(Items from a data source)

- - - - - - -

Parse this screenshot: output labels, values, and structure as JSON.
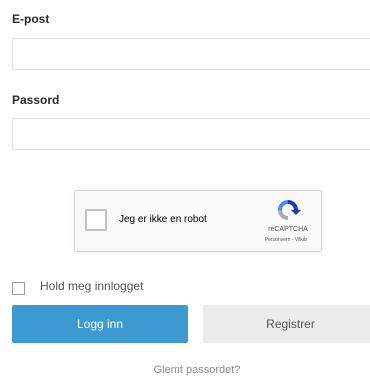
{
  "form": {
    "email_label": "E-post",
    "password_label": "Passord",
    "email_value": "",
    "password_value": ""
  },
  "recaptcha": {
    "label": "Jeg er ikke en robot",
    "brand": "reCAPTCHA",
    "links": "Personvern - Vilkår"
  },
  "remember": {
    "label": "Hold meg innlogget"
  },
  "buttons": {
    "login": "Logg inn",
    "register": "Registrer"
  },
  "forgot_link": "Glemt passordet?",
  "colors": {
    "primary": "#3d9ad1",
    "secondary": "#ececec"
  }
}
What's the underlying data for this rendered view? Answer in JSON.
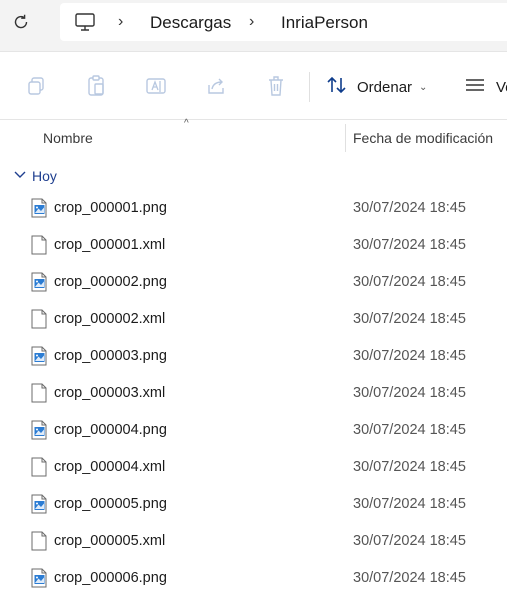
{
  "address": {
    "crumbs": [
      "Descargas",
      "InriaPerson"
    ]
  },
  "toolbar": {
    "sort_label": "Ordenar",
    "view_label": "Ver"
  },
  "columns": {
    "name": "Nombre",
    "date": "Fecha de modificación"
  },
  "group": {
    "label": "Hoy"
  },
  "files": [
    {
      "name": "crop_000001.png",
      "date": "30/07/2024 18:45",
      "type": "png"
    },
    {
      "name": "crop_000001.xml",
      "date": "30/07/2024 18:45",
      "type": "xml"
    },
    {
      "name": "crop_000002.png",
      "date": "30/07/2024 18:45",
      "type": "png"
    },
    {
      "name": "crop_000002.xml",
      "date": "30/07/2024 18:45",
      "type": "xml"
    },
    {
      "name": "crop_000003.png",
      "date": "30/07/2024 18:45",
      "type": "png"
    },
    {
      "name": "crop_000003.xml",
      "date": "30/07/2024 18:45",
      "type": "xml"
    },
    {
      "name": "crop_000004.png",
      "date": "30/07/2024 18:45",
      "type": "png"
    },
    {
      "name": "crop_000004.xml",
      "date": "30/07/2024 18:45",
      "type": "xml"
    },
    {
      "name": "crop_000005.png",
      "date": "30/07/2024 18:45",
      "type": "png"
    },
    {
      "name": "crop_000005.xml",
      "date": "30/07/2024 18:45",
      "type": "xml"
    },
    {
      "name": "crop_000006.png",
      "date": "30/07/2024 18:45",
      "type": "png"
    }
  ],
  "colors": {
    "accent": "#1f3f8f",
    "icon_blue": "#0f6cbd"
  },
  "icons": {
    "refresh": "refresh-icon",
    "computer": "computer-icon",
    "copy": "copy-icon",
    "paste": "paste-icon",
    "rename": "rename-icon",
    "share": "share-icon",
    "delete": "delete-icon",
    "sort": "sort-icon",
    "view": "view-icon",
    "image_file": "image-file-icon",
    "document_file": "document-file-icon"
  }
}
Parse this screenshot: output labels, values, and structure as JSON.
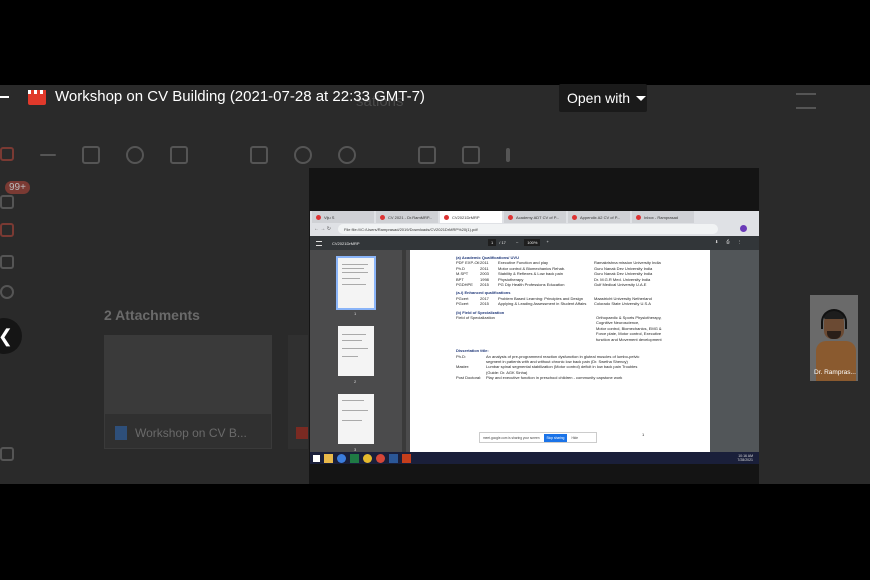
{
  "header": {
    "title": "Workshop on CV Building (2021-07-28 at 22:33 GMT-7)",
    "open_with": "Open with"
  },
  "gmail": {
    "search_hint": "sations",
    "badge": "99+",
    "attachments_title": "2 Attachments",
    "attachment_name": "Workshop on CV B..."
  },
  "shared_screen": {
    "tabs": [
      "Viju S",
      "CV 2021 - Dr.RamMRP...",
      "CV2021DrMRP",
      "Academy ADT CV of P...",
      "Appendix A2 CV of P...",
      "Inbox - Ramprasad"
    ],
    "address": "File   file:///C:/Users/Ramprasad/2019/Downloads/CV2021DrMRP%20(1).pdf",
    "pdf_filename": "CV2021DrMRP",
    "page_current": "1",
    "page_total": "/ 17",
    "zoom": "100%",
    "thumb_nums": [
      "1",
      "2",
      "3"
    ],
    "pdf": {
      "section1": "(a) Academic Qualifications/ UVU",
      "academic_rows": [
        [
          "PDF EXP-Oil",
          "2011",
          "Executive Function and play",
          "Ramakrishna mission University India"
        ],
        [
          "Ph.D",
          "2011",
          "Motor control & Biomechanics Rehab.",
          "Guru Nanak Dev University India"
        ],
        [
          "M.SPT",
          "2003",
          "Stability & Reflexes & Low back pain",
          "Guru Nanak Dev University India"
        ],
        [
          "BPT",
          "1998",
          "Physiotherapy",
          "Dr. M.G.R Med. University  India"
        ],
        [
          "PGDHPE",
          "2015",
          "PG Dip Health Professions Education",
          "Gulf Medical University        U.A.E"
        ]
      ],
      "section2": "(a-i) Enhanced qualifications",
      "enhanced_rows": [
        [
          "PGcert",
          "2017",
          "Problem Based Learning: Principles and Design",
          "Maastricht University   Netherland"
        ],
        [
          "PGcert",
          "2015",
          "Applying & Leading Assessment in Student Affairs",
          "Colorado State University     U.S.A"
        ]
      ],
      "section3": "(b) Field of Specialization",
      "spec_label": "Field of Specialization",
      "spec_lines": [
        "Orthopaedic & Sports Physiotherapy,",
        "Cognitive Neuroscience,",
        "Motor control, Biomechanics, EMG &",
        "Force plate, Motor control, Executive",
        "function and Movement development"
      ],
      "diss_title": "Dissertation title:",
      "diss_rows": [
        [
          "Ph.D:",
          "An analysis of pre-programmed reaction dysfunction in gluteal muscles of lumbo-pelvic segment in patients with and without chronic low back pain (Dr. Swetha Shenoy)"
        ],
        [
          "Master:",
          "Lumbar spinal segmental stabilization (Motor control) deficit in low back pain Troubles (Guide: Dr. AGK Sinha)"
        ],
        [
          "Post Doctoral:",
          "Play and executive function in preschool children - community capstone work"
        ]
      ],
      "page_number": "1"
    },
    "share_msg": "meet.google.com is sharing your screen",
    "stop_sharing": "Stop sharing",
    "hide": "Hide",
    "clock_time": "10:16 AM",
    "clock_date": "7/28/2021"
  },
  "participant": {
    "name": "Dr. Rampras..."
  }
}
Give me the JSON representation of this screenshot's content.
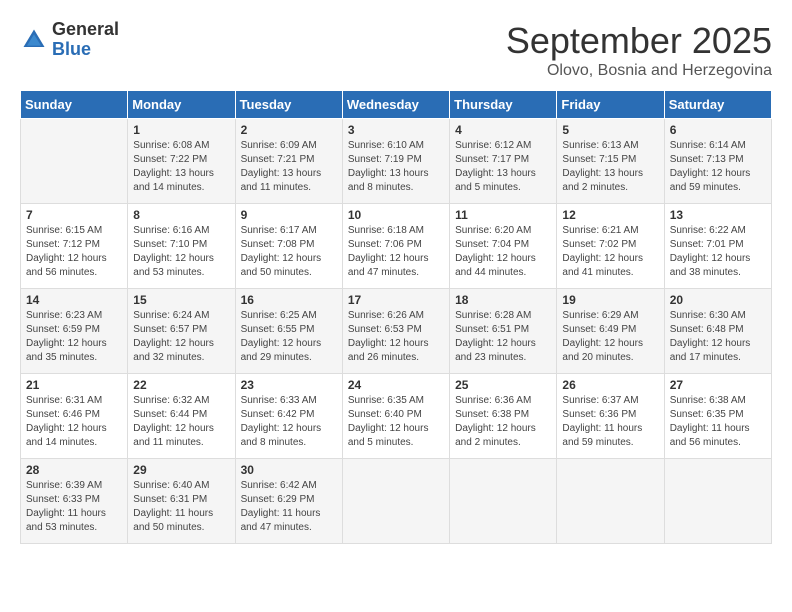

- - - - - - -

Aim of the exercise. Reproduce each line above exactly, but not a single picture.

Exercise response.
Parse this screenshot: output labels, values, and structure as JSON.
{
  "form": {
    "email_label": "E-post",
    "password_label": "Passord",
    "email_value": "",
    "password_value": ""
  },
  "recaptcha": {
    "label": "Jeg er ikke en robot",
    "brand": "reCAPTCHA",
    "links": "Personvern - Vilkår"
  },
  "remember": {
    "label": "Hold meg innlogget"
  },
  "buttons": {
    "login": "Logg inn",
    "register": "Registrer"
  },
  "forgot_link": "Glemt passordet?",
  "colors": {
    "primary": "#3d9ad1",
    "secondary": "#ececec"
  }
}
What's the underlying data for this rendered view? Answer in JSON.
{
  "address": {
    "crumbs": [
      "Descargas",
      "InriaPerson"
    ]
  },
  "toolbar": {
    "sort_label": "Ordenar",
    "view_label": "Ver"
  },
  "columns": {
    "name": "Nombre",
    "date": "Fecha de modificación"
  },
  "group": {
    "label": "Hoy"
  },
  "files": [
    {
      "name": "crop_000001.png",
      "date": "30/07/2024 18:45",
      "type": "png"
    },
    {
      "name": "crop_000001.xml",
      "date": "30/07/2024 18:45",
      "type": "xml"
    },
    {
      "name": "crop_000002.png",
      "date": "30/07/2024 18:45",
      "type": "png"
    },
    {
      "name": "crop_000002.xml",
      "date": "30/07/2024 18:45",
      "type": "xml"
    },
    {
      "name": "crop_000003.png",
      "date": "30/07/2024 18:45",
      "type": "png"
    },
    {
      "name": "crop_000003.xml",
      "date": "30/07/2024 18:45",
      "type": "xml"
    },
    {
      "name": "crop_000004.png",
      "date": "30/07/2024 18:45",
      "type": "png"
    },
    {
      "name": "crop_000004.xml",
      "date": "30/07/2024 18:45",
      "type": "xml"
    },
    {
      "name": "crop_000005.png",
      "date": "30/07/2024 18:45",
      "type": "png"
    },
    {
      "name": "crop_000005.xml",
      "date": "30/07/2024 18:45",
      "type": "xml"
    },
    {
      "name": "crop_000006.png",
      "date": "30/07/2024 18:45",
      "type": "png"
    }
  ],
  "colors": {
    "accent": "#1f3f8f",
    "icon_blue": "#0f6cbd"
  },
  "icons": {
    "refresh": "refresh-icon",
    "computer": "computer-icon",
    "copy": "copy-icon",
    "paste": "paste-icon",
    "rename": "rename-icon",
    "share": "share-icon",
    "delete": "delete-icon",
    "sort": "sort-icon",
    "view": "view-icon",
    "image_file": "image-file-icon",
    "document_file": "document-file-icon"
  }
}
Parse this screenshot: output labels, values, and structure as JSON.
{
  "header": {
    "title": "Workshop on CV Building (2021-07-28 at 22:33 GMT-7)",
    "open_with": "Open with"
  },
  "gmail": {
    "search_hint": "sations",
    "badge": "99+",
    "attachments_title": "2 Attachments",
    "attachment_name": "Workshop on CV B..."
  },
  "shared_screen": {
    "tabs": [
      "Viju S",
      "CV 2021 - Dr.RamMRP...",
      "CV2021DrMRP",
      "Academy ADT CV of P...",
      "Appendix A2 CV of P...",
      "Inbox - Ramprasad"
    ],
    "address": "File   file:///C:/Users/Ramprasad/2019/Downloads/CV2021DrMRP%20(1).pdf",
    "pdf_filename": "CV2021DrMRP",
    "page_current": "1",
    "page_total": "/ 17",
    "zoom": "100%",
    "thumb_nums": [
      "1",
      "2",
      "3"
    ],
    "pdf": {
      "section1": "(a) Academic Qualifications/ UVU",
      "academic_rows": [
        [
          "PDF EXP-Oil",
          "2011",
          "Executive Function and play",
          "Ramakrishna mission University India"
        ],
        [
          "Ph.D",
          "2011",
          "Motor control & Biomechanics Rehab.",
          "Guru Nanak Dev University India"
        ],
        [
          "M.SPT",
          "2003",
          "Stability & Reflexes & Low back pain",
          "Guru Nanak Dev University India"
        ],
        [
          "BPT",
          "1998",
          "Physiotherapy",
          "Dr. M.G.R Med. University  India"
        ],
        [
          "PGDHPE",
          "2015",
          "PG Dip Health Professions Education",
          "Gulf Medical University        U.A.E"
        ]
      ],
      "section2": "(a-i) Enhanced qualifications",
      "enhanced_rows": [
        [
          "PGcert",
          "2017",
          "Problem Based Learning: Principles and Design",
          "Maastricht University   Netherland"
        ],
        [
          "PGcert",
          "2015",
          "Applying & Leading Assessment in Student Affairs",
          "Colorado State University     U.S.A"
        ]
      ],
      "section3": "(b) Field of Specialization",
      "spec_label": "Field of Specialization",
      "spec_lines": [
        "Orthopaedic & Sports Physiotherapy,",
        "Cognitive Neuroscience,",
        "Motor control, Biomechanics, EMG &",
        "Force plate, Motor control, Executive",
        "function and Movement development"
      ],
      "diss_title": "Dissertation title:",
      "diss_rows": [
        [
          "Ph.D:",
          "An analysis of pre-programmed reaction dysfunction in gluteal muscles of lumbo-pelvic segment in patients with and without chronic low back pain (Dr. Swetha Shenoy)"
        ],
        [
          "Master:",
          "Lumbar spinal segmental stabilization (Motor control) deficit in low back pain Troubles (Guide: Dr. AGK Sinha)"
        ],
        [
          "Post Doctoral:",
          "Play and executive function in preschool children - community capstone work"
        ]
      ],
      "page_number": "1"
    },
    "share_msg": "meet.google.com is sharing your screen",
    "stop_sharing": "Stop sharing",
    "hide": "Hide",
    "clock_time": "10:16 AM",
    "clock_date": "7/28/2021"
  },
  "participant": {
    "name": "Dr. Rampras..."
  }
}
Give me the JSON representation of this screenshot's content.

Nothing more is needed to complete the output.